TASK PROMPT: Would you please copy each line of the data in which the string "Importar" occurs?

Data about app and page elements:

*** Begin section ***

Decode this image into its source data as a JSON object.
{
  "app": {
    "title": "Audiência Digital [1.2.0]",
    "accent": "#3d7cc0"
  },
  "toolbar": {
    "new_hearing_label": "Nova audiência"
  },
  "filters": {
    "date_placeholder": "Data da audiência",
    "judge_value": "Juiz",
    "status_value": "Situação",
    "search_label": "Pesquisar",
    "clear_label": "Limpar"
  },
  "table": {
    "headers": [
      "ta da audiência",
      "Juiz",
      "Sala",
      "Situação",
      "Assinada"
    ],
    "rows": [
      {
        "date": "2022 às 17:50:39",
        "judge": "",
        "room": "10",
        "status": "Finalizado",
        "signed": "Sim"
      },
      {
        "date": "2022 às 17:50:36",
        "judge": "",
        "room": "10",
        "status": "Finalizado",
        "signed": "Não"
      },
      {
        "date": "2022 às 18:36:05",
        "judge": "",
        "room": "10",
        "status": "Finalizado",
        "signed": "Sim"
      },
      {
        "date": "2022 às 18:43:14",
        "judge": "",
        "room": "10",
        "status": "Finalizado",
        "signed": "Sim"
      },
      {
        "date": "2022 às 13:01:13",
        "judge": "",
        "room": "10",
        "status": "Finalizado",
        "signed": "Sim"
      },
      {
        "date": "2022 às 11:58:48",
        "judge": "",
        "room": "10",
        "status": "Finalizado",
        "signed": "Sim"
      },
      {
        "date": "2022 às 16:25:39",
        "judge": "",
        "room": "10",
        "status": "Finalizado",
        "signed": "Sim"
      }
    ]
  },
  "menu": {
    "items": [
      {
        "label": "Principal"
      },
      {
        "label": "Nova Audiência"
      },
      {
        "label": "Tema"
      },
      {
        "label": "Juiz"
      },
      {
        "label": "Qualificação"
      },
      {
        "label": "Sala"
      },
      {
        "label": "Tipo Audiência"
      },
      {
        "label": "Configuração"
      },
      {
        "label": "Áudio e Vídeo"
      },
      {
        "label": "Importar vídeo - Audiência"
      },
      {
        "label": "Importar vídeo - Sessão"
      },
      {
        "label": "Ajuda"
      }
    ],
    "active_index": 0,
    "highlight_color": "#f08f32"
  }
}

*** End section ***

RESPONSE TO THE EXERCISE:
        "label": "Importar vídeo - Audiência"
        "label": "Importar vídeo - Sessão"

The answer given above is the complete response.